Aiia Maasarwe: Arrest over killing of Israeli student in Melbourne
A man has been arrested over the killing of a 21-year-old Israeli student in Melbourne, Australian police say.
The body of Aiia Maasarwe, 21, was found near La Trobe University in the city's north. She had taken a tram home late on Tuesday after a comedy show.
She was attacked while speaking on the phone to her sister, authorities said.
A 20-year-old man was arrested in a nearby suburb on Friday.
Victoria Police did not immediately provide further details but thanked the public for their help.
Earlier, detectives said they were not ruling out the possibility that Ms Maasarwe had been sexually assaulted before her killing.
"Our presumption at this stage is that this was a random attack and opportunistic," Inspector Andrew Stamper told reporters on Thursday.
The killing has caused widespread outrage in Australia, sparking renewed anger and debate about violence against women.
On Friday evening, thousands of people took part in a vigil on the steps of the state parliament in central Melbourne. Earlier, hundreds gathered at La Trobe University to remember Aiia.
Her father Saeed Maasarwe, who travelled to Australia from Israel, attended both vigils. He expressed gratitude for the support his family had received from the community and police.
"I am sad because this is the last place my daughter was," he said.
"I wish, I hope, I pray she is now is in a more nice place than this place and in the paradise."
He said his daughter was open-minded, smiling all the time and someone with "big opinions".
"I want to be with her [for] more time but someone decided I could not be," he said.
Ms Maasarwe's sister, worried about Aiia, is reported to have called Australian police around the same time the body was found on Wednesday morning outside a shopping centre.
In their previous call, she had "heard the sound of the phone falling to the ground and heard some voices", Insp Stamper said.
Ms Maasarwe was a student of Chinese and English at a university in Shanghai, her uncle, Abed Katane, told Israeli media. She was on an exchange programme at La Trobe, he said.

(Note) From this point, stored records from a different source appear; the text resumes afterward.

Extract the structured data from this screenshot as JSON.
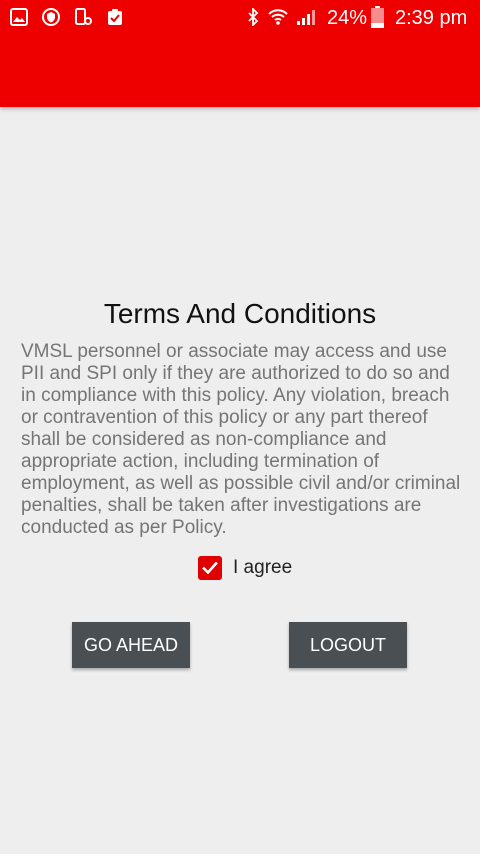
{
  "status_bar": {
    "icons_left": [
      "image-icon",
      "shield-icon",
      "device-icon",
      "clipboard-check-icon"
    ],
    "icons_right": [
      "bluetooth-icon",
      "wifi-icon",
      "signal-icon",
      "battery-icon"
    ],
    "battery": "24%",
    "time": "2:39 pm"
  },
  "colors": {
    "app_bar": "#ee0000",
    "accent": "#e00000",
    "button": "#4a4f54",
    "background": "#eeeeee"
  },
  "terms": {
    "title": "Terms And Conditions",
    "body": "VMSL personnel or associate may access and use PII and SPI only if they are authorized to do so and in compliance with this policy. Any violation, breach or contravention of this policy or any part thereof shall be considered as non-compliance and appropriate action, including termination of employment, as well as possible civil and/or criminal penalties, shall be taken after investigations are conducted as per Policy."
  },
  "agree": {
    "label": "I agree",
    "checked": true
  },
  "buttons": {
    "go_ahead": "GO AHEAD",
    "logout": "LOGOUT"
  }
}
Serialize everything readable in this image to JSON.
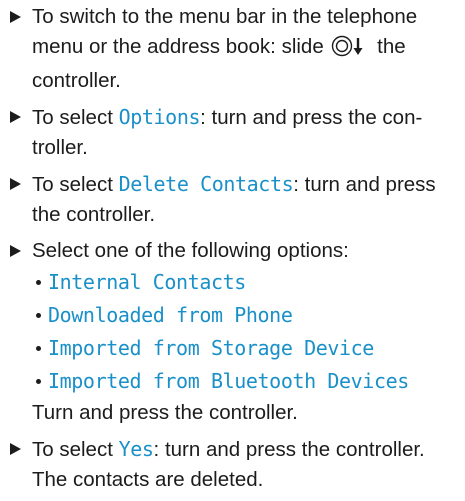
{
  "steps": [
    {
      "before": "To switch to the menu bar in the telephone menu or the address book: slide ",
      "icon": "controller-slide-down-icon",
      "after": " the controller."
    },
    {
      "before": "To select ",
      "term": "Options",
      "after": ": turn and press the con-troller."
    },
    {
      "before": "To select ",
      "term": "Delete Contacts",
      "after": ": turn and press the controller."
    },
    {
      "text": "Select one of the following options:",
      "options": [
        "Internal Contacts",
        "Downloaded from Phone",
        "Imported from Storage Device",
        "Imported from Bluetooth Devices"
      ],
      "followup": "Turn and press the controller."
    },
    {
      "before": "To select ",
      "term": "Yes",
      "after": ": turn and press the controller.",
      "result": "The contacts are deleted."
    }
  ],
  "colors": {
    "text": "#1c1c1c",
    "term": "#1a90c9"
  }
}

"She was an excellent student, full of life. She wasn't in a very dangerous country at all, and yet we are still receiving such a painful message," Mr Katane told the Haaretz newspaper.
The Israeli embassy said it would assist with returning Ms Maasarwe's body to Israel.
A black cap emblazoned with "1986" and a grey t-shirt were found near the crime scene, and were being forensically tested. Police also scoured CCTV footage for clues.
Last June the killing of 22-year-old comedian Eurydice Dixon also generated much public anger. Ms Dixon was raped and killed while walking home after a performance in Melbourne.
That followed a similar case in 2012, when Irish woman Jill Meagher was raped and murdered in Melbourne's inner north while walking home - prompting mass rallies to remember her and raise the issue of women's safety.
"Nothing will change until we change, too. Until we stop blaming 'bad men' - while ignoring the sexist attitudes in our society that created them," Victorian Premier Daniel Andrews said in the wake of Ms Maasarwe's killing.
Prime Minister Scott Morrison called it an "incredibly shocking, despicable and tragic attack".
Australia's human rights commission has said that the country has "a disturbingly high rate of violence against women".
According to government figures, one in five women, and one in 20 men, have experienced sexual violence or threats since the age of 15.
Melbourne, Australia's second-largest city, draws large numbers of foreign students to its many universities. More than 200,000 students came to the state of Victoria in 2017 to study, according to the state government.